In „spring 2009, 48 states signed a Memorandum of Agreement committing to voluntary participation in a process leading to adoption of the CCSS.  „In September 2009, a draft of College and Career Readiness Standards was released.  In March 2010, the first and only public draft of the K-12 Common Core State Standards for ELA and Math were released.   In June 2010, the final K-12 Common Core State Standards were released.

It’s important to point out that there were no Governors, State Superintendents of Schools, or State Legislators actively involved in the process of creating the Common Core State Standards.  There were also no state administrative or legislative staff involved in creating the standards.  The role of state governments was literally restricted to signing onto the standards created by the two trade associations, the NGA and the CCSSO.  Many of the states that did sign onto Common Core State Standards did so to receive waivers to No Child Left Behind requirements or to qualify for Race To The Top money.  They were literally bribed into signing onto the standards before they were even drafted.

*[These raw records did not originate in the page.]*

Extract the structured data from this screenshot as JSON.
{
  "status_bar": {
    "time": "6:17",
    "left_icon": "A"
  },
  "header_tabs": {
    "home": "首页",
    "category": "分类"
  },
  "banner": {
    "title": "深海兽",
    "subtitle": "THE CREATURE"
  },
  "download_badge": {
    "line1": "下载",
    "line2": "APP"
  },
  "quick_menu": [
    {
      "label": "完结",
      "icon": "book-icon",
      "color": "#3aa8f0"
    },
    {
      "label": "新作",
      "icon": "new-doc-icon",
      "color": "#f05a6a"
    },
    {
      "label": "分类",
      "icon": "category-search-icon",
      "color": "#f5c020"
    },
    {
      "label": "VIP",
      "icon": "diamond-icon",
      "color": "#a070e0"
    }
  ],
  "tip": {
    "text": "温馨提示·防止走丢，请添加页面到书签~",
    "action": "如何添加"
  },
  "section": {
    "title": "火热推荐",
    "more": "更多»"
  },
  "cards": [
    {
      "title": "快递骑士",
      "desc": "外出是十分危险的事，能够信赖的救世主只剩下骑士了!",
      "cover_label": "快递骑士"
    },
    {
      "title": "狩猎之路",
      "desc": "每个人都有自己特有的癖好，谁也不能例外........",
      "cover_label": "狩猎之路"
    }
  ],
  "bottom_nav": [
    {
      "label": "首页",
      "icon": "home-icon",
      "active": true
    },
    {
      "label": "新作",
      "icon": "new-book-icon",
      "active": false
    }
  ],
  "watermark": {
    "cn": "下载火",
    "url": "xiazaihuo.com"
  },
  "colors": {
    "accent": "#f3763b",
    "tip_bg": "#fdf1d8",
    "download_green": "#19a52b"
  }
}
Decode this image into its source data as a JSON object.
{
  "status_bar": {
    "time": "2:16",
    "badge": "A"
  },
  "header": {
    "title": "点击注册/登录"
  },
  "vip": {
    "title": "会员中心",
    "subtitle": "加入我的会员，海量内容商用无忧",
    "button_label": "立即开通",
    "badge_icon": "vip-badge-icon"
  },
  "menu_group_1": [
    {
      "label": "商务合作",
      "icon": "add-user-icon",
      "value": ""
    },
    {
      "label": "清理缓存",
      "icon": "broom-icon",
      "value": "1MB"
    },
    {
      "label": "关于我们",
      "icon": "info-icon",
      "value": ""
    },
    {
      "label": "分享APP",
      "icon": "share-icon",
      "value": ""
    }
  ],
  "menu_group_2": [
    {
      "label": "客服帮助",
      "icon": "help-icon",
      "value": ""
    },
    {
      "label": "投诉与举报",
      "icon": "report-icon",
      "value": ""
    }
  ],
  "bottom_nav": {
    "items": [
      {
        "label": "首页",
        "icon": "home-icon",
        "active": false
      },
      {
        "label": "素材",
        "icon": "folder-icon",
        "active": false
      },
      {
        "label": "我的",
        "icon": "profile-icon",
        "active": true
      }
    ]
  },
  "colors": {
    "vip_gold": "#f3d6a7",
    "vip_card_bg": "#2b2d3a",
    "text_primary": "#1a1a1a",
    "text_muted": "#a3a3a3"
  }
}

Join Us! Common Core Conference Calls

Daniel Webster once said: “If truth be not diffused, error will be.”

Common Core State Standards in education have garnered a growing degree of attention from all sides of the educational policy field in the last several months. Wisconsin was one of the first states to adopt this new set of academic standards and is right at the center of this lively debate.

Common Core’s advocates say it raises the educational bar in Wisconsin.  Yet, detractors have indicated that Common Core comes with a number of detrimental trade-offs.

The minds and futures of Wisconsin’s children merit the careful consideration of all angles and facts to determine the truth and the best course of action.

Interested Wisconsinites are invited to join an exclusive 90-minute discussion call that will address Common Core State Standards. Respected educational policy experts from several well-known organizations will be on the phone to present valuable information and respond to your questions.

To facilitate busy schedules, the discussion calls will be held on the following days and times:

  • Tuesday, April 23, 8p CDT
  • Thursday, April 25, Noon CDT

Experts on the call will include:

  • Karen Schroeder: CEO, Advocates for Academic Freedom; board member, Gov. Walker’s Education Communication Board
  • Joy Pullman: education research fellow, The Heartland Institute
  • Neal McCluskey: associate director, Center for Academic Freedom, The Cato Institute

Call in Number: 805-399-1000  Code: 662912

We look forward to having you on one or more of the calls!

Hosted by the Coalition of Leaders for Ensuring Veracity in Educational Reform